Felix’s smile grew, briefly softening the lines of exhaustion around his mouth and eyes.
“And we’ll clean up the shop while you finish the paperwork.” I leaned against his desk briefly.
Felix leaned back in his chair. “Thank you.”
I held out my hand. He put his left in mine, and I turned it over to study the wedding band around Felix’s finger. “Let’s take a trip.”
He cocked his head to the side. “Where?”
I smiled, brought his hand up, and kissed his ring. “New York. How about it, my mountain man?”
Felix looked surprised. “Um… when?”
“Next week. For New Year’s.”
“Next week? Bo—”

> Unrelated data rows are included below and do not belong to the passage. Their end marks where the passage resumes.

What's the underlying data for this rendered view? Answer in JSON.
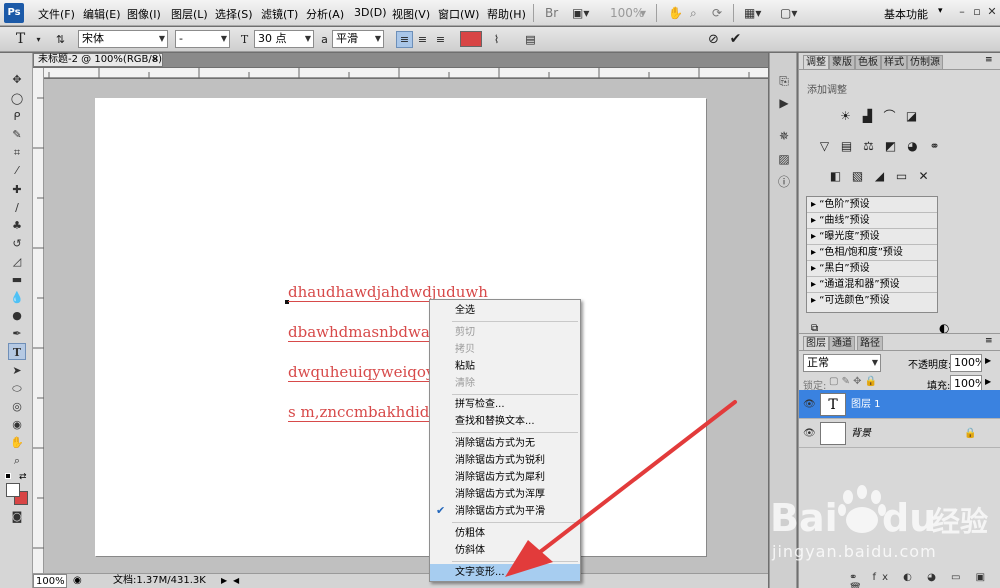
{
  "app": {
    "logo": "Ps",
    "workspace": "基本功能"
  },
  "menu": [
    "文件(F)",
    "编辑(E)",
    "图像(I)",
    "图层(L)",
    "选择(S)",
    "滤镜(T)",
    "分析(A)",
    "3D(D)",
    "视图(V)",
    "窗口(W)",
    "帮助(H)"
  ],
  "menubar_icons": [
    "br-icon",
    "frame-icon",
    "zoom-level-icon",
    "hand-icon",
    "zoom-tool-icon",
    "rotate-icon",
    "arrange-icon",
    "screen-mode-icon"
  ],
  "zoom_display": "100%",
  "options": {
    "font_family": "宋体",
    "font_style": "-",
    "font_size": "30 点",
    "aa_label": "a",
    "antialias": "平滑",
    "text_color": "#d84545"
  },
  "document": {
    "tab_title": "未标题-2 @ 100%(RGB/8)",
    "lines": [
      "dhaudhawdjahdwdjuduwh",
      "dbawhdmasnbdwabr",
      "dwquheuiqyweiqoy",
      "s m,znccmbakhdid"
    ]
  },
  "status": {
    "zoom": "100%",
    "doc_info": "文档:1.37M/431.3K"
  },
  "context_menu": {
    "items": [
      {
        "label": "全选",
        "disabled": false
      },
      {
        "label": "剪切",
        "disabled": true
      },
      {
        "label": "拷贝",
        "disabled": true
      },
      {
        "label": "粘贴",
        "disabled": false
      },
      {
        "label": "清除",
        "disabled": true
      },
      {
        "label": "拼写检查...",
        "disabled": false
      },
      {
        "label": "查找和替换文本...",
        "disabled": false
      },
      {
        "label": "消除锯齿方式为无",
        "disabled": false
      },
      {
        "label": "消除锯齿方式为锐利",
        "disabled": false
      },
      {
        "label": "消除锯齿方式为犀利",
        "disabled": false
      },
      {
        "label": "消除锯齿方式为浑厚",
        "disabled": false
      },
      {
        "label": "消除锯齿方式为平滑",
        "disabled": false,
        "checked": true
      },
      {
        "label": "仿粗体",
        "disabled": false
      },
      {
        "label": "仿斜体",
        "disabled": false
      },
      {
        "label": "文字变形...",
        "disabled": false,
        "highlighted": true
      }
    ]
  },
  "adjustments": {
    "tabs": [
      "调整",
      "蒙版",
      "色板",
      "样式",
      "仿制源"
    ],
    "subtitle": "添加调整",
    "presets": [
      "“色阶”预设",
      "“曲线”预设",
      "“曝光度”预设",
      "“色相/饱和度”预设",
      "“黑白”预设",
      "“通道混和器”预设",
      "“可选颜色”预设"
    ]
  },
  "layers": {
    "tabs": [
      "图层",
      "通道",
      "路径"
    ],
    "blend_mode": "正常",
    "opacity_label": "不透明度:",
    "opacity": "100%",
    "lock_label": "锁定:",
    "fill_label": "填充:",
    "fill": "100%",
    "items": [
      {
        "name": "图层 1",
        "thumb": "T",
        "selected": true
      },
      {
        "name": "背景",
        "thumb": "",
        "selected": false
      }
    ]
  },
  "watermark": {
    "brand": "Bai",
    "brand2": "du",
    "brand_cn": "经验",
    "url": "jingyan.baidu.com"
  },
  "colors": {
    "arrow": "#e23b3b",
    "text": "#d74a4a",
    "selection": "#3a82e0"
  }
}
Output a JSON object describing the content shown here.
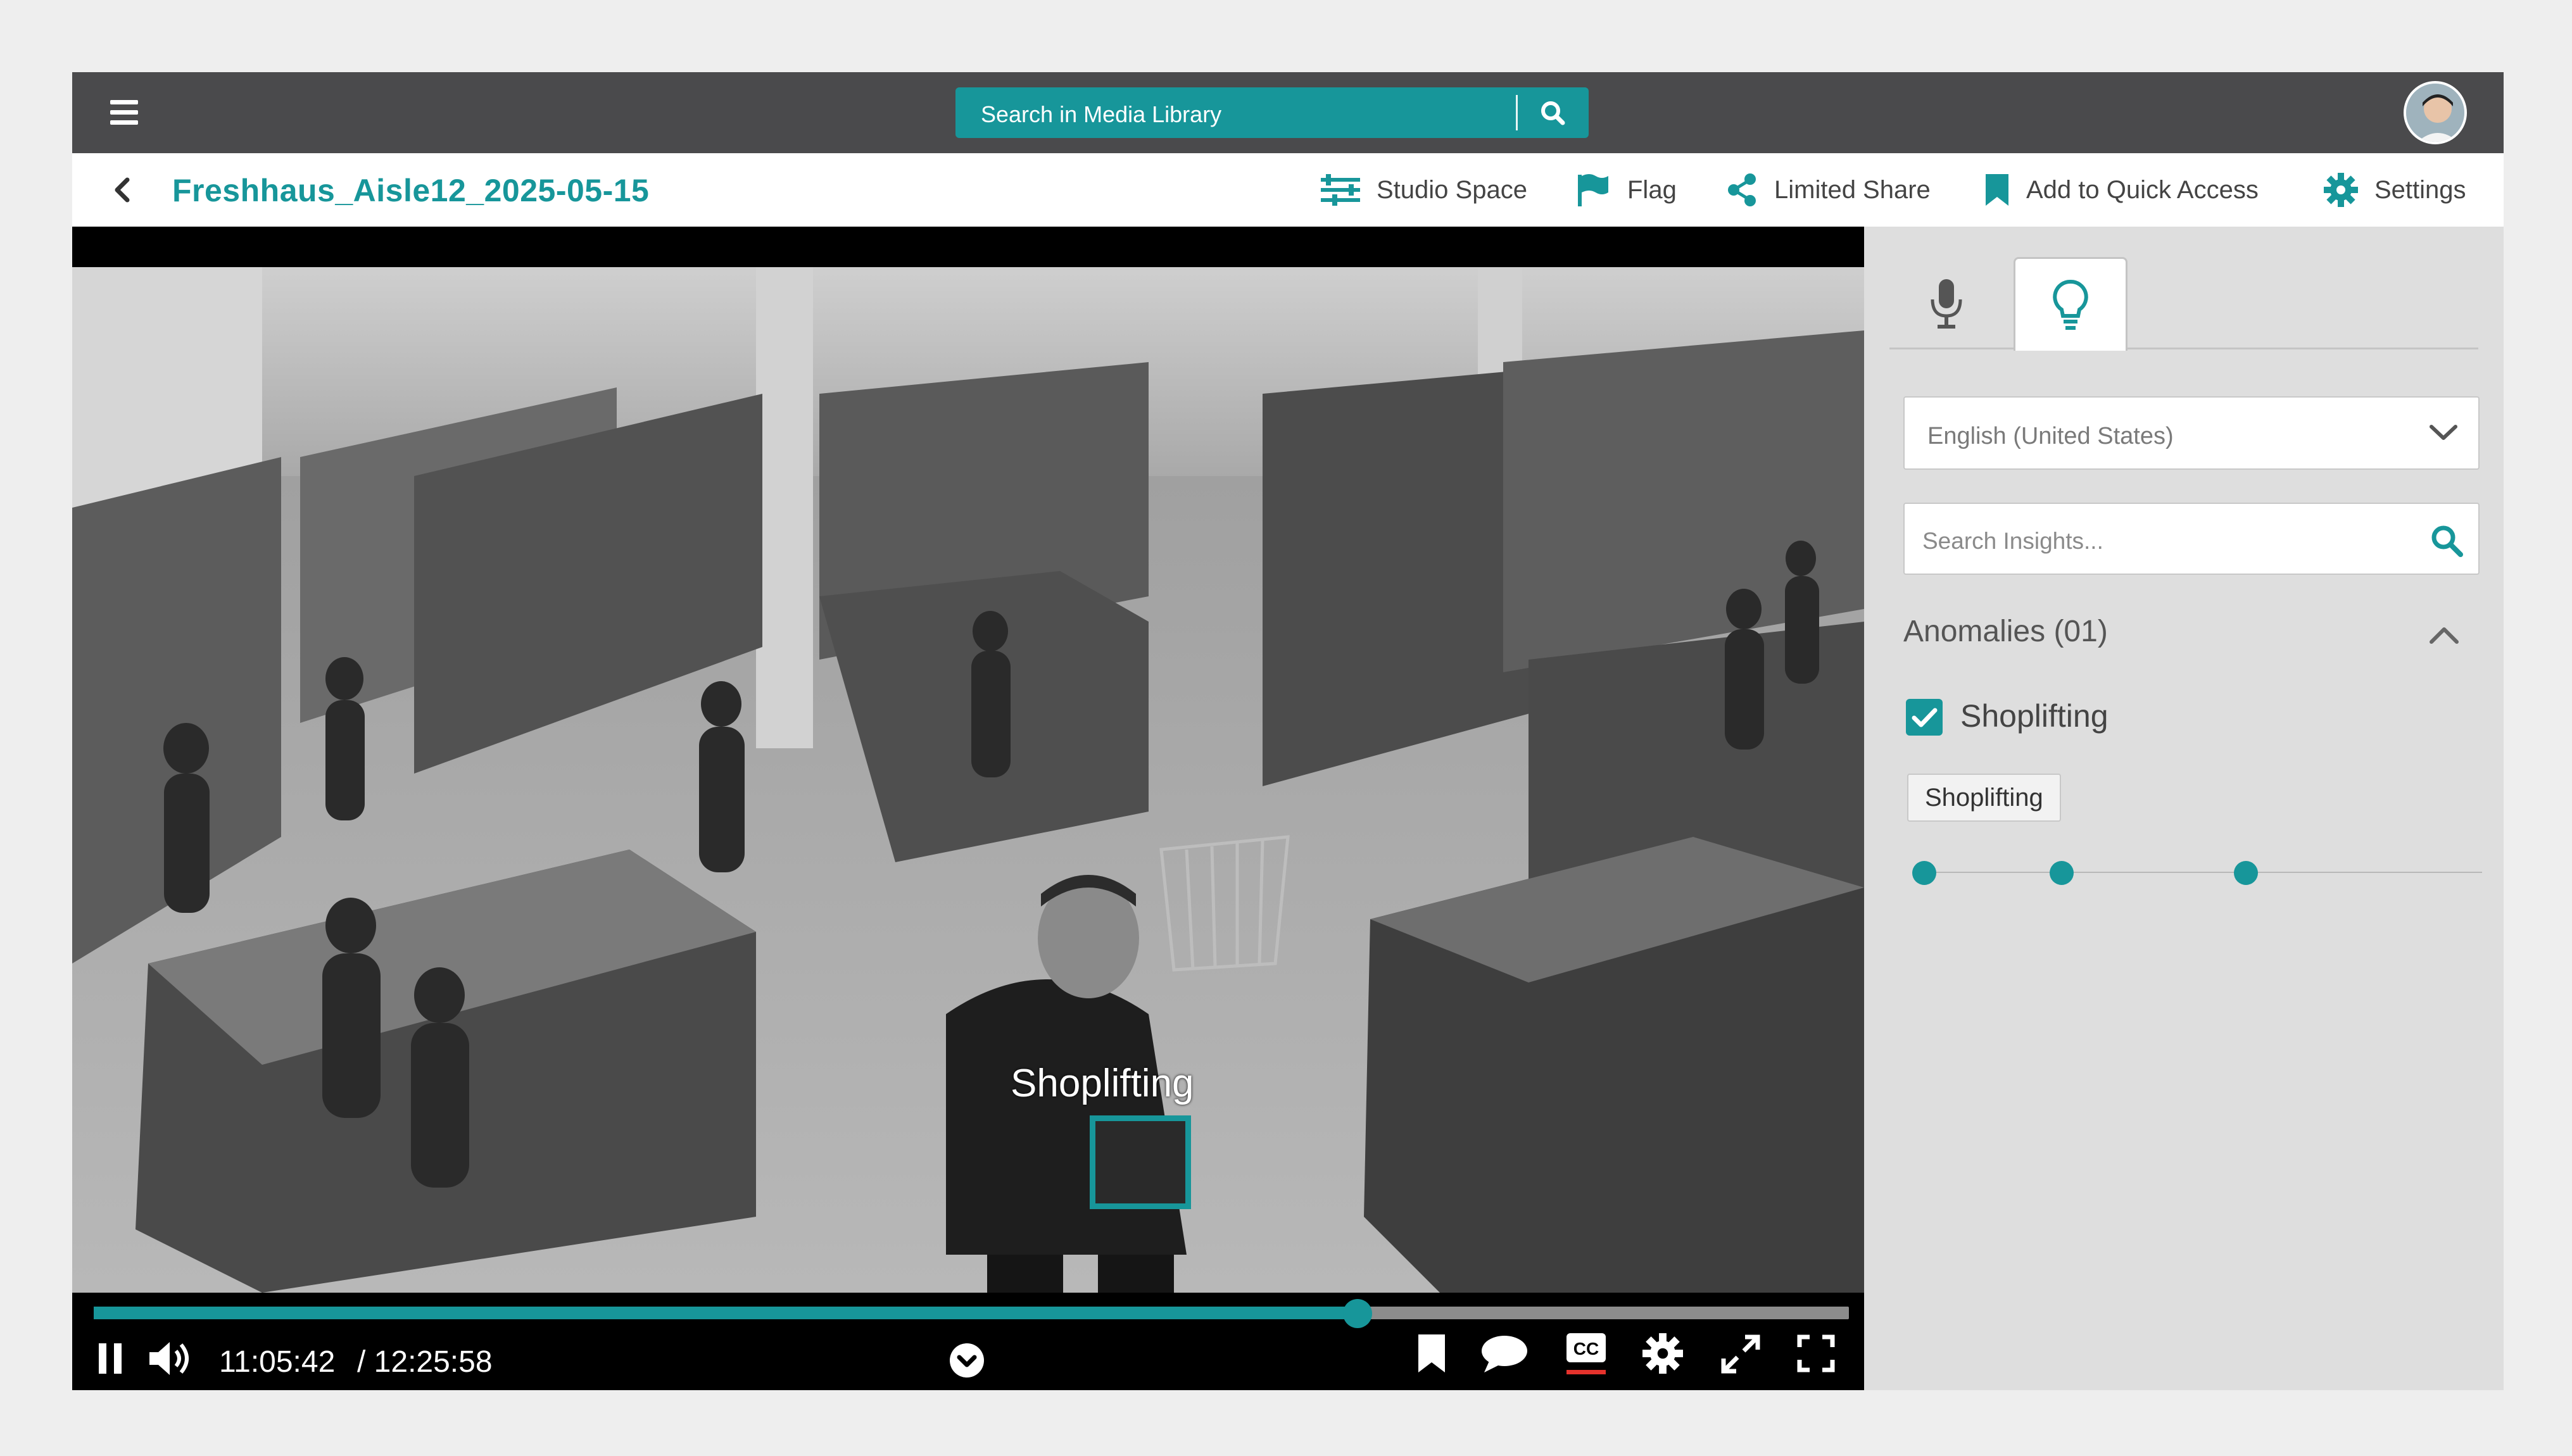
{
  "app": {
    "search_placeholder": "Search in Media Library",
    "title": "Freshhaus_Aisle12_2025-05-15",
    "accent_color": "#17969a"
  },
  "toolbar": {
    "items": [
      {
        "label": "Studio Space",
        "icon": "sliders-icon"
      },
      {
        "label": "Flag",
        "icon": "flag-icon"
      },
      {
        "label": "Limited Share",
        "icon": "share-icon"
      },
      {
        "label": "Add to Quick Access",
        "icon": "bookmark-icon"
      },
      {
        "label": "Settings",
        "icon": "gear-icon"
      }
    ]
  },
  "video": {
    "overlay_label": "Shoplifting",
    "current_time": "11:05:42",
    "duration_text": "/ 12:25:58",
    "progress_fraction": 0.72,
    "controls": [
      "pause-icon",
      "volume-icon",
      "chevron-down-circle-icon",
      "bookmark-icon",
      "comment-icon",
      "closed-captions-icon",
      "gear-icon",
      "expand-icon",
      "fullscreen-icon"
    ]
  },
  "side_panel": {
    "tabs": [
      {
        "icon": "microphone-icon",
        "active": false
      },
      {
        "icon": "lightbulb-icon",
        "active": true
      }
    ],
    "language": "English (United States)",
    "insights_placeholder": "Search Insights...",
    "section_title": "Anomalies (01)",
    "anomaly_label": "Shoplifting",
    "anomaly_checked": true,
    "chip_label": "Shoplifting",
    "timeline_markers": 3
  }
}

“The Christmas rush is over by then,” I said. “Isn’t it?”
“And you’ve been busting your ass this month.”
“Scarlet will let us couch surf.”
“I don’t want to impose—”
“We can ride Amtrak. The three of us can do it for about three hundred bucks.”
“Really? That’s pretty afford—” Felix made a face suddenly and let go of my hand. “This is Alan’s doing.”
“What gave it away?”
“The fact he’s been asking to go to New York since we began dating,” Felix replied.
“You can’t tell me you’re not captivated by the idea of ushering in the new year in the greatest city in the world.” I stood, leaned over his chair, and put my hands on the arm rests.
Felix stared up at me, then smiled again. “I admit, it sounds romantic.”
I leaned down and kissed him again.
“We have to go to the game themed café in Manhattan!” Alan shouted, appearing in the doorway.
Felix and I startled.
“Alan,” Felix said sternly. “I haven’t said yes.”
“Yeah you did,” Alan replied, grinning. “You say yes to anything romantic.” He finger-gunned us and left the room.